You could say that one of our recent installations of a Fabric Light Box is making history…because it’s part of a special display at Carlow County Museum.
The display is in honour of St. Willibrord – the patron saint of Luxembourg, who journeyed there in the 7th century having first served for a number of years at a monastery in Carlow.
Our Fabric Light Box is a central component of the display. It houses a reproduction of a page from ‘The Calendar of Willibrord’ – one of the most famous and important manuscript books of the entire Middle Ages.
The Museum wanted to make sure this item would stand out from others, so they came to us. We supplied them with a single-sided edge-lit Light Box. It stands 1.5 metres high by 1 metre wide, and is 120mm deep.
The print itself is on a back-lit fabric. We also used a ‘theatre block’ reflective white fabric in the rear of the frame. This serves two purposes here:

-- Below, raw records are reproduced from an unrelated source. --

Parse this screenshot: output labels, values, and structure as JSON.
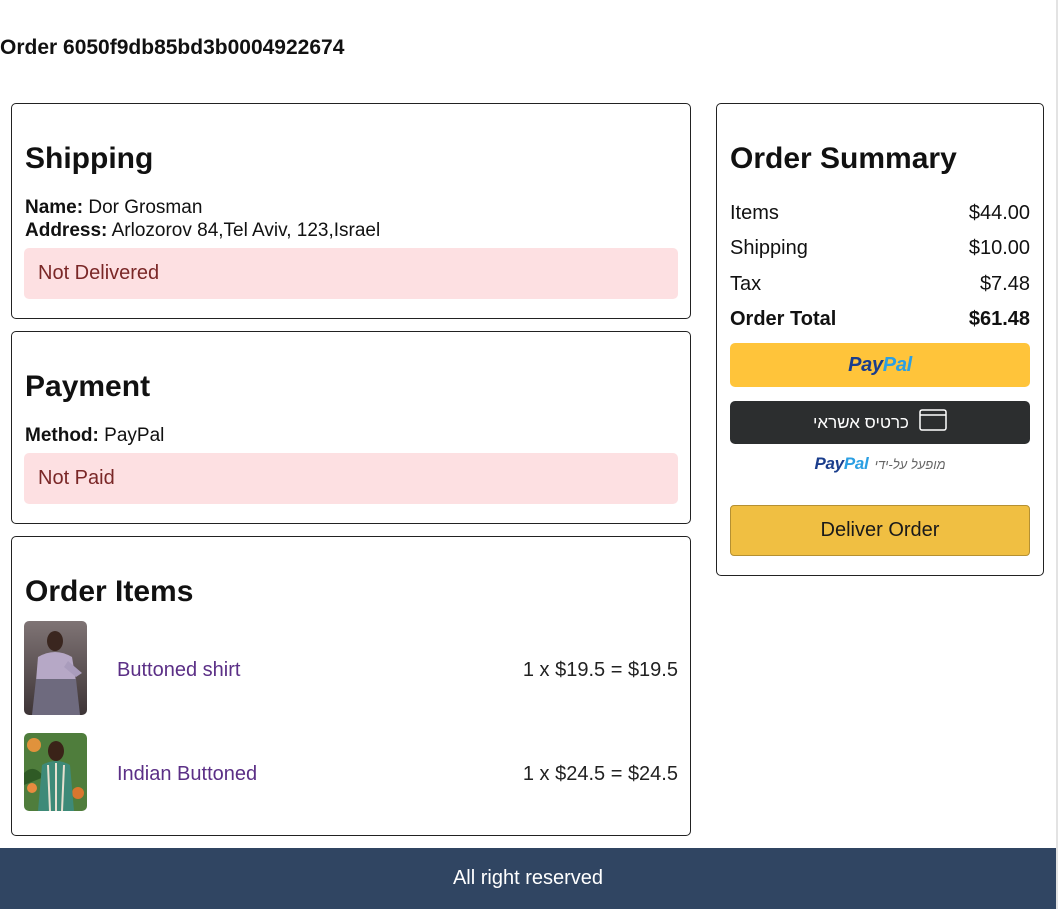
{
  "order": {
    "title": "Order 6050f9db85bd3b0004922674"
  },
  "shipping": {
    "heading": "Shipping",
    "name_label": "Name:",
    "name_value": "Dor Grosman",
    "address_label": "Address:",
    "address_value": "Arlozorov 84,Tel Aviv, 123,Israel",
    "status": "Not Delivered"
  },
  "payment": {
    "heading": "Payment",
    "method_label": "Method:",
    "method_value": "PayPal",
    "status": "Not Paid"
  },
  "items": {
    "heading": "Order Items",
    "list": [
      {
        "name": "Buttoned shirt",
        "calc": "1 x $19.5 = $19.5",
        "image": "man-in-purple-shirt-photo"
      },
      {
        "name": "Indian Buttoned",
        "calc": "1 x $24.5 = $24.5",
        "image": "man-in-striped-shirt-photo"
      }
    ]
  },
  "summary": {
    "heading": "Order Summary",
    "rows": [
      {
        "label": "Items",
        "value": "$44.00"
      },
      {
        "label": "Shipping",
        "value": "$10.00"
      },
      {
        "label": "Tax",
        "value": "$7.48"
      },
      {
        "label": "Order Total",
        "value": "$61.48"
      }
    ],
    "paypal_button": {
      "logo_part1": "Pay",
      "logo_part2": "Pal"
    },
    "card_button": {
      "label": "כרטיס אשראי",
      "icon": "credit-card-icon"
    },
    "powered_by": {
      "text": "מופעל על-ידי",
      "logo_part1": "Pay",
      "logo_part2": "Pal"
    },
    "deliver_button": "Deliver Order"
  },
  "footer": {
    "text": "All right reserved"
  },
  "colors": {
    "alert_bg": "#fde0e2",
    "alert_text": "#7a2727",
    "paypal_yellow": "#ffc43a",
    "card_dark": "#2c2e2f",
    "deliver_yellow": "#f0bf42",
    "link_purple": "#5b2f86",
    "footer_bg": "#304562"
  }
}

- It reflects the light out onto the printed fabric
- It contains the light within the frame. As the frame is not sitting flush to the wall, light would otherwise ‘leak’ out around the back edges of the frame.
Our photograph shows the effect of the Light Box, as you can see how it grabs your attention much more than the other display boards.
And if you’re interested in medieval monastic history…the original ‘Calendar of Willibrord’, from which the page is reproduced, is now housed in the Bibliotheque National de France. It is the earliest calendar from the Anglo-Saxon Church, and it lists the feast days of the saints honoured in Willibrord’s community.
The page on display in Carlow County Museum is written in the saint’s own hand. It gives some details of his travels, and tells how he wrote this page in the year 728 AD. Incidentally, this is the earliest known use anywhere in the world of the term ‘Anno Domini (AD)’ for historical purposes. His signature on the page is also the oldest known dateable signature of an English person (St. Willibrord having first come to Carlow from his native England).
The display continues to run at Carlow County Museum, where admission is free.